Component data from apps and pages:
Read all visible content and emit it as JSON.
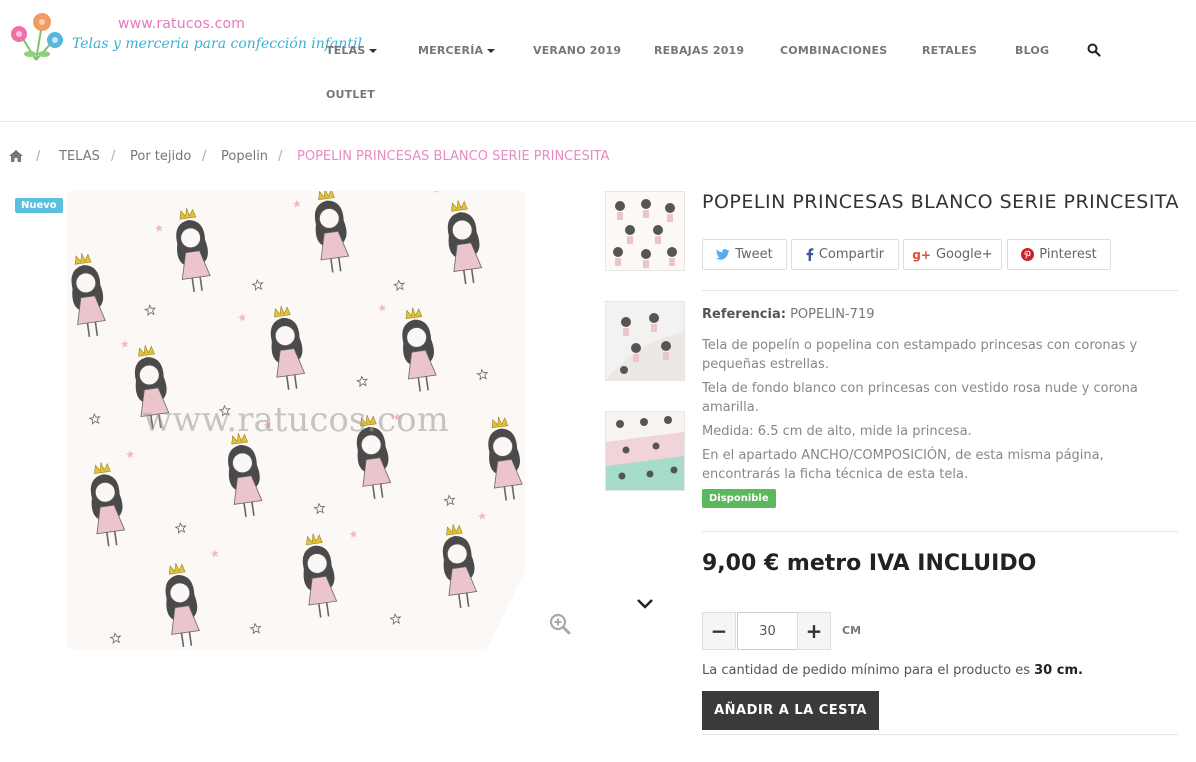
{
  "logo": {
    "url_text": "www.ratucos.com",
    "tagline": "Telas y merceria para confección infantil"
  },
  "nav": {
    "row1": [
      {
        "label": "TELAS",
        "has_dropdown": true
      },
      {
        "label": "MERCERÍA",
        "has_dropdown": true
      },
      {
        "label": "VERANO 2019",
        "has_dropdown": false
      },
      {
        "label": "REBAJAS 2019",
        "has_dropdown": false
      },
      {
        "label": "COMBINACIONES",
        "has_dropdown": false
      },
      {
        "label": "RETALES",
        "has_dropdown": false
      },
      {
        "label": "BLOG",
        "has_dropdown": false
      }
    ],
    "row2": [
      {
        "label": "OUTLET"
      }
    ],
    "search_icon": "search-icon"
  },
  "breadcrumb": {
    "home_icon": "home-icon",
    "separator": "/",
    "items": [
      "TELAS",
      "Por tejido",
      "Popelin"
    ],
    "current": "POPELIN PRINCESAS BLANCO SERIE PRINCESITA"
  },
  "gallery": {
    "badge": "Nuevo",
    "watermark": "www.ratucos.com",
    "zoom_icon": "zoom-in-icon",
    "next_icon": "chevron-down-icon"
  },
  "product": {
    "title": "POPELIN PRINCESAS BLANCO SERIE PRINCESITA",
    "share": {
      "tweet": "Tweet",
      "facebook": "Compartir",
      "google": "Google+",
      "pinterest": "Pinterest"
    },
    "reference_label": "Referencia:",
    "reference_value": "POPELIN-719",
    "description": [
      "Tela de popelín o popelina con estampado princesas con coronas y pequeñas estrellas.",
      "Tela de fondo blanco con princesas con vestido rosa nude y corona amarilla.",
      "Medida: 6.5 cm de alto, mide la princesa.",
      "En el apartado ANCHO/COMPOSICIÓN, de esta misma página, encontrarás la ficha técnica de esta tela."
    ],
    "availability": "Disponible",
    "price": "9,00 € metro IVA INCLUIDO",
    "quantity": {
      "minus": "−",
      "value": "30",
      "plus": "+",
      "unit": "CM"
    },
    "minimum_text": "La cantidad de pedido mínimo para el producto es",
    "minimum_value": "30 cm.",
    "cart_button": "AÑADIR A LA CESTA"
  },
  "colors": {
    "accent_pink": "#e68cc4",
    "badge_blue": "#5bc0de",
    "available_green": "#5cb85c",
    "cart_dark": "#3a3a3a"
  }
}
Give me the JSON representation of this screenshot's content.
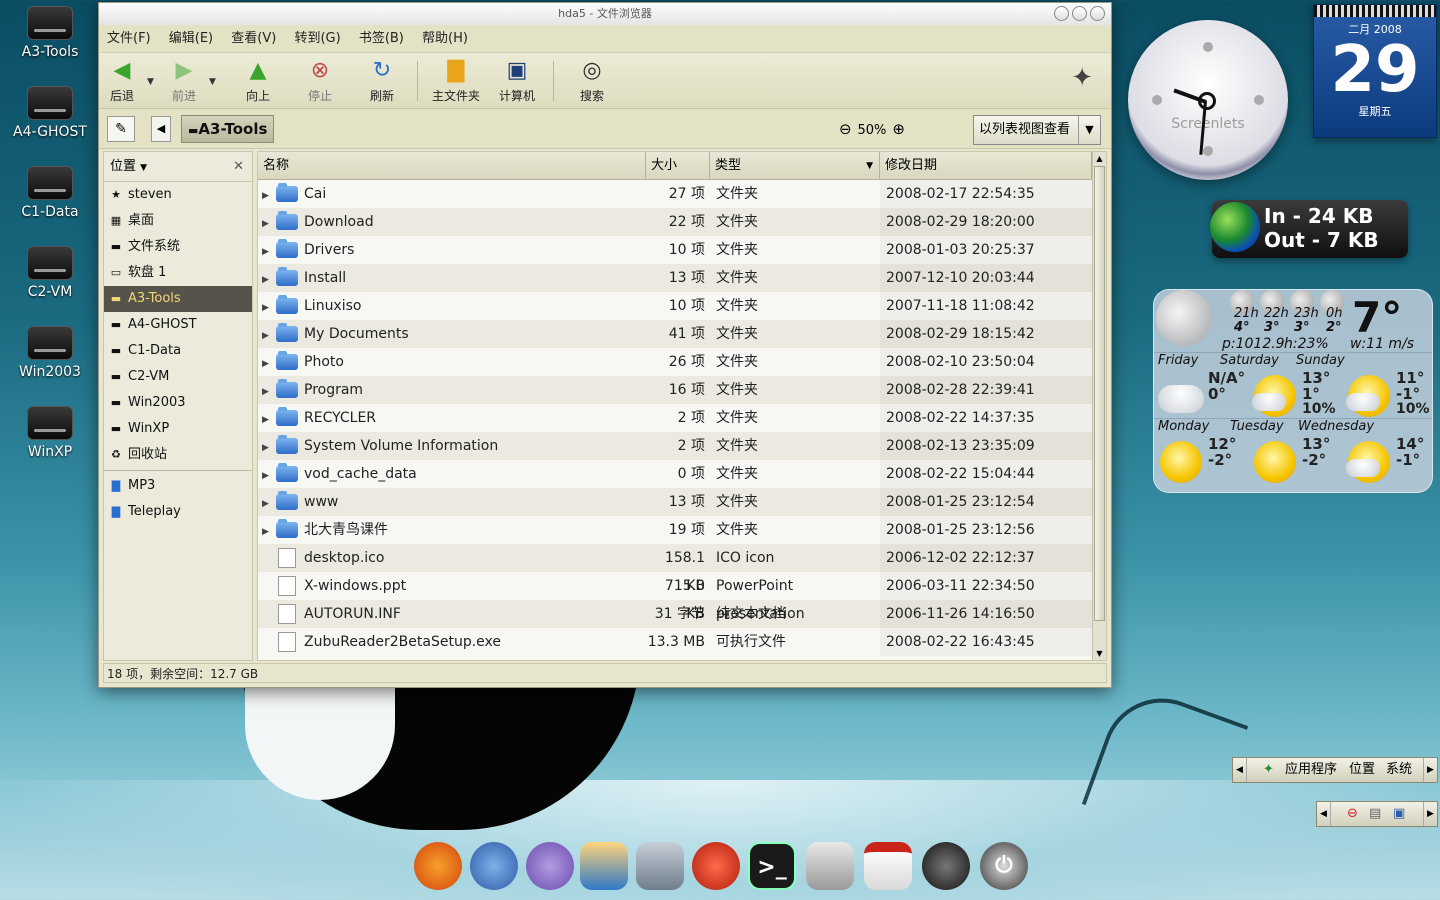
{
  "desktop": {
    "icons": [
      "A3-Tools",
      "A4-GHOST",
      "C1-Data",
      "C2-VM",
      "Win2003",
      "WinXP"
    ]
  },
  "window": {
    "title": "hda5 - 文件浏览器",
    "menu": [
      "文件(F)",
      "编辑(E)",
      "查看(V)",
      "转到(G)",
      "书签(B)",
      "帮助(H)"
    ],
    "toolbar": {
      "back": "后退",
      "forward": "前进",
      "up": "向上",
      "stop": "停止",
      "reload": "刷新",
      "home": "主文件夹",
      "computer": "计算机",
      "search": "搜索"
    },
    "location": {
      "crumb": "A3-Tools",
      "zoom": "50%",
      "view_mode": "以列表视图查看"
    },
    "sidebar": {
      "header": "位置",
      "items": [
        "steven",
        "桌面",
        "文件系统",
        "软盘 1",
        "A3-Tools",
        "A4-GHOST",
        "C1-Data",
        "C2-VM",
        "Win2003",
        "WinXP",
        "回收站"
      ],
      "bookmarks": [
        "MP3",
        "Teleplay"
      ],
      "selected": "A3-Tools"
    },
    "columns": {
      "name": "名称",
      "size": "大小",
      "type": "类型",
      "date": "修改日期"
    },
    "files": [
      {
        "name": "Cai",
        "size": "27 项",
        "type": "文件夹",
        "date": "2008-02-17 22:54:35",
        "kind": "folder"
      },
      {
        "name": "Download",
        "size": "22 项",
        "type": "文件夹",
        "date": "2008-02-29 18:20:00",
        "kind": "folder"
      },
      {
        "name": "Drivers",
        "size": "10 项",
        "type": "文件夹",
        "date": "2008-01-03 20:25:37",
        "kind": "folder"
      },
      {
        "name": "Install",
        "size": "13 项",
        "type": "文件夹",
        "date": "2007-12-10 20:03:44",
        "kind": "folder"
      },
      {
        "name": "Linuxiso",
        "size": "10 项",
        "type": "文件夹",
        "date": "2007-11-18 11:08:42",
        "kind": "folder"
      },
      {
        "name": "My Documents",
        "size": "41 项",
        "type": "文件夹",
        "date": "2008-02-29 18:15:42",
        "kind": "folder"
      },
      {
        "name": "Photo",
        "size": "26 项",
        "type": "文件夹",
        "date": "2008-02-10 23:50:04",
        "kind": "folder"
      },
      {
        "name": "Program",
        "size": "16 项",
        "type": "文件夹",
        "date": "2008-02-28 22:39:41",
        "kind": "folder"
      },
      {
        "name": "RECYCLER",
        "size": "2 项",
        "type": "文件夹",
        "date": "2008-02-22 14:37:35",
        "kind": "folder"
      },
      {
        "name": "System Volume Information",
        "size": "2 项",
        "type": "文件夹",
        "date": "2008-02-13 23:35:09",
        "kind": "folder"
      },
      {
        "name": "vod_cache_data",
        "size": "0 项",
        "type": "文件夹",
        "date": "2008-02-22 15:04:44",
        "kind": "folder"
      },
      {
        "name": "www",
        "size": "13 项",
        "type": "文件夹",
        "date": "2008-01-25 23:12:54",
        "kind": "folder"
      },
      {
        "name": "北大青鸟课件",
        "size": "19 项",
        "type": "文件夹",
        "date": "2008-01-25 23:12:56",
        "kind": "folder"
      },
      {
        "name": "desktop.ico",
        "size": "158.1 KB",
        "type": "ICO icon",
        "date": "2006-12-02 22:12:37",
        "kind": "file"
      },
      {
        "name": "X-windows.ppt",
        "size": "715.0 KB",
        "type": "PowerPoint presentation",
        "date": "2006-03-11 22:34:50",
        "kind": "file"
      },
      {
        "name": "AUTORUN.INF",
        "size": "31 字节",
        "type": "纯文本文档",
        "date": "2006-11-26 14:16:50",
        "kind": "file"
      },
      {
        "name": "ZubuReader2BetaSetup.exe",
        "size": "13.3 MB",
        "type": "可执行文件",
        "date": "2008-02-22 16:43:45",
        "kind": "file"
      }
    ],
    "status": "18 项，剩余空间：12.7 GB"
  },
  "widgets": {
    "clock_label": "Screenlets",
    "calendar": {
      "month": "二月 2008",
      "day": "29",
      "weekday": "星期五"
    },
    "net": {
      "in": "In -  24  KB",
      "out": "Out - 7  KB"
    },
    "weather": {
      "current_temp": "7°",
      "hours": [
        {
          "label": "21h",
          "temp": "4°"
        },
        {
          "label": "22h",
          "temp": "3°"
        },
        {
          "label": "23h",
          "temp": "3°"
        },
        {
          "label": "0h",
          "temp": "2°"
        }
      ],
      "pressure": "p:1012.9",
      "humidity": "h:23%",
      "wind": "w:11 m/s",
      "days": [
        {
          "day": "Friday",
          "hi": "N/A°",
          "lo": "0°",
          "pct": ""
        },
        {
          "day": "Saturday",
          "hi": "13°",
          "lo": "1°",
          "pct": "10%"
        },
        {
          "day": "Sunday",
          "hi": "11°",
          "lo": "-1°",
          "pct": "10%"
        },
        {
          "day": "Monday",
          "hi": "12°",
          "lo": "-2°",
          "pct": ""
        },
        {
          "day": "Tuesday",
          "hi": "13°",
          "lo": "-2°",
          "pct": ""
        },
        {
          "day": "Wednesday",
          "hi": "14°",
          "lo": "-1°",
          "pct": ""
        }
      ]
    }
  },
  "panel": {
    "apps": "应用程序",
    "places": "位置",
    "system": "系统"
  },
  "dock": [
    "firefox",
    "thunderbird",
    "pidgin",
    "virtualbox",
    "movie-player",
    "devil-icon",
    "terminal",
    "file-cabinet",
    "pdf",
    "audio",
    "shutdown"
  ]
}
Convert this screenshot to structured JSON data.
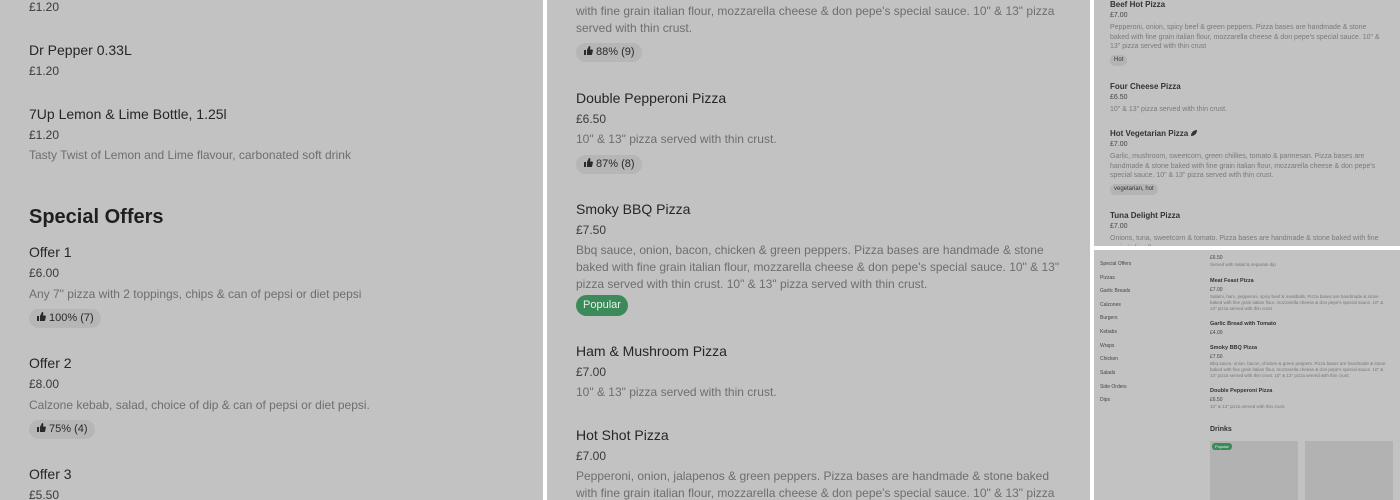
{
  "left_panel": {
    "top_price": "£1.20",
    "dr_pepper": {
      "name": "Dr Pepper 0.33L",
      "price": "£1.20"
    },
    "seven_up": {
      "name": "7Up Lemon & Lime Bottle, 1.25l",
      "price": "£1.20",
      "description": "Tasty Twist of Lemon and Lime flavour, carbonated soft drink"
    },
    "special_offers_title": "Special Offers",
    "offer1": {
      "name": "Offer 1",
      "price": "£6.00",
      "description": "Any 7\" pizza with 2 toppings, chips & can of pepsi or diet pepsi",
      "rating": "100% (7)"
    },
    "offer2": {
      "name": "Offer 2",
      "price": "£8.00",
      "description": "Calzone kebab, salad, choice of dip & can of pepsi or diet pepsi.",
      "rating": "75% (4)"
    },
    "offer3": {
      "name": "Offer 3",
      "price": "£5.50"
    }
  },
  "middle_panel": {
    "top_desc": "with fine grain italian flour, mozzarella cheese & don pepe's special sauce. 10\" & 13\" pizza served with thin crust.",
    "top_rating": "88% (9)",
    "double_pepperoni": {
      "name": "Double Pepperoni Pizza",
      "price": "£6.50",
      "description": "10\" & 13\" pizza served with thin crust.",
      "rating": "87% (8)"
    },
    "smoky_bbq": {
      "name": "Smoky BBQ Pizza",
      "price": "£7.50",
      "description": "Bbq sauce, onion, bacon, chicken & green peppers. Pizza bases are handmade & stone baked with fine grain italian flour, mozzarella cheese & don pepe's special sauce. 10\" & 13\" pizza served with thin crust. 10\" & 13\" pizza served with thin crust.",
      "badge": "Popular"
    },
    "ham_mushroom": {
      "name": "Ham & Mushroom Pizza",
      "price": "£7.00",
      "description": "10\" & 13\" pizza served with thin crust."
    },
    "hot_shot": {
      "name": "Hot Shot Pizza",
      "price": "£7.00",
      "description": "Pepperoni, onion, jalapenos & green peppers. Pizza bases are handmade & stone baked with fine grain italian flour, mozzarella cheese & don pepe's special sauce. 10\" & 13\" pizza"
    }
  },
  "right_top_panel": {
    "beef_hot": {
      "name": "Beef Hot Pizza",
      "price": "£7.00",
      "description": "Pepperoni, onion, spicy beef & green peppers. Pizza bases are handmade & stone baked with fine grain italian flour, mozzarella cheese & don pepe's special sauce. 10\" & 13\" pizza served with thin crust",
      "tag": "Hot"
    },
    "four_cheese": {
      "name": "Four Cheese Pizza",
      "price": "£6.50",
      "description": "10\" & 13\" pizza served with thin crust."
    },
    "hot_veg": {
      "name": "Hot Vegetarian Pizza",
      "price": "£7.00",
      "description": "Garlic, mushroom, sweetcorn, green chillies, tomato & parmesan. Pizza bases are handmade & stone baked with fine grain italian flour, mozzarella cheese & don pepe's special sauce. 10\" & 13\" pizza served with thin crust.",
      "tag": "vegetarian, hot"
    },
    "tuna_delight": {
      "name": "Tuna Delight Pizza",
      "price": "£7.00",
      "description": "Onions, tuna, sweetcorn & tomato. Pizza bases are handmade & stone baked with fine grain italian flour"
    }
  },
  "right_bottom_panel": {
    "categories": [
      "Special Offers",
      "Pizzas",
      "Garlic Breads",
      "Calzones",
      "Burgers",
      "Kebabs",
      "Wraps",
      "Chicken",
      "Salads",
      "Side Orders",
      "Dips"
    ],
    "top_price": "£6.50",
    "top_desc": "Served with salad & separate dip",
    "meat_feast": {
      "name": "Meat Feast Pizza",
      "price": "£7.00",
      "description": "Salami, ham, pepperoni, spicy beef & meatballs. Pizza bases are handmade & stone baked with fine grain italian flour, mozzarella cheese & don pepe's special sauce. 10\" & 13\" pizza served with thin crust"
    },
    "garlic_bread_tomato": {
      "name": "Garlic Bread with Tomato",
      "price": "£4.00"
    },
    "smoky_bbq": {
      "name": "Smoky BBQ Pizza",
      "price": "£7.50",
      "description": "Bbq sauce, onion, bacon, chicken & green peppers. Pizza bases are handmade & stone baked with fine grain italian flour, mozzarella cheese & don pepe's special sauce. 10\" & 13\" pizza served with thin crust. 10\" & 13\" pizza served with thin crust."
    },
    "double_pepperoni": {
      "name": "Double Pepperoni Pizza",
      "price": "£6.50",
      "description": "10\" & 13\" pizza served with thin crust."
    },
    "drinks_title": "Drinks",
    "popular_badge": "Popular"
  }
}
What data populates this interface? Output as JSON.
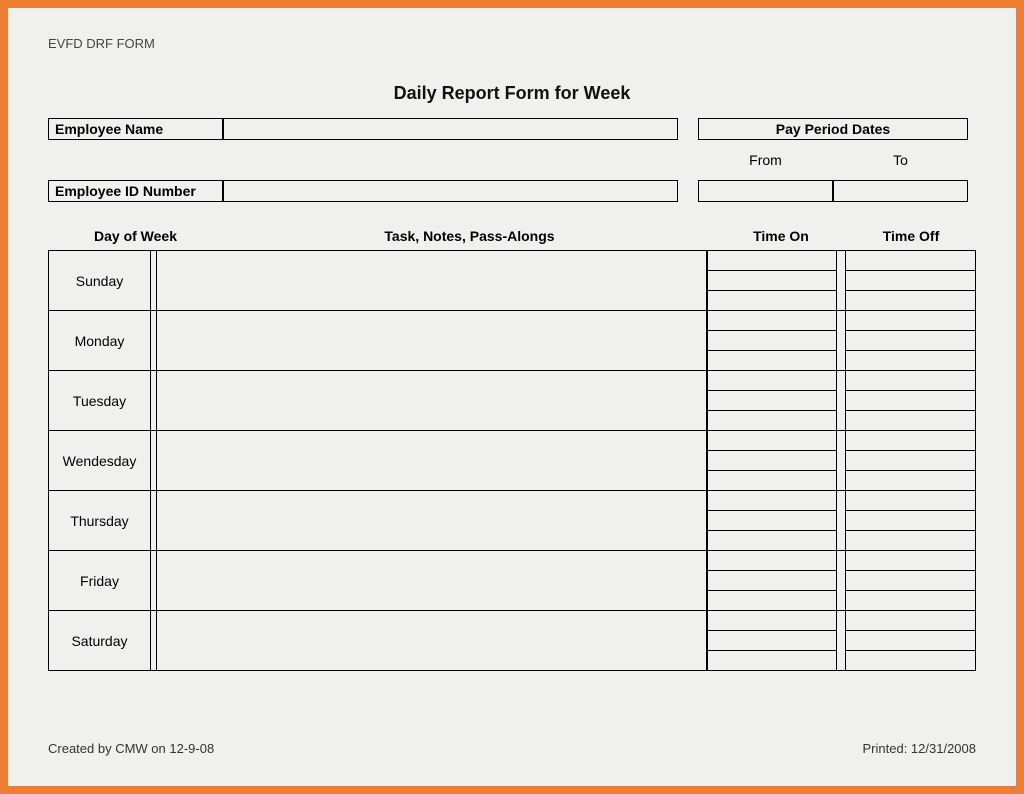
{
  "form_header": "EVFD DRF FORM",
  "title": "Daily Report Form for Week",
  "labels": {
    "employee_name": "Employee Name",
    "employee_id": "Employee ID Number",
    "pay_period": "Pay Period Dates",
    "from": "From",
    "to": "To"
  },
  "columns": {
    "day": "Day of Week",
    "tasks": "Task, Notes, Pass-Alongs",
    "time_on": "Time On",
    "time_off": "Time Off"
  },
  "days": [
    "Sunday",
    "Monday",
    "Tuesday",
    "Wendesday",
    "Thursday",
    "Friday",
    "Saturday"
  ],
  "footer": {
    "created": "Created by CMW on 12-9-08",
    "printed": "Printed: 12/31/2008"
  }
}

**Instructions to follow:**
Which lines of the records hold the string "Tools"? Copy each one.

**Solution to the exercise:**
      "A3-Tools",
      "crumb": "A3-Tools",
        "A3-Tools",
      "selected": "A3-Tools"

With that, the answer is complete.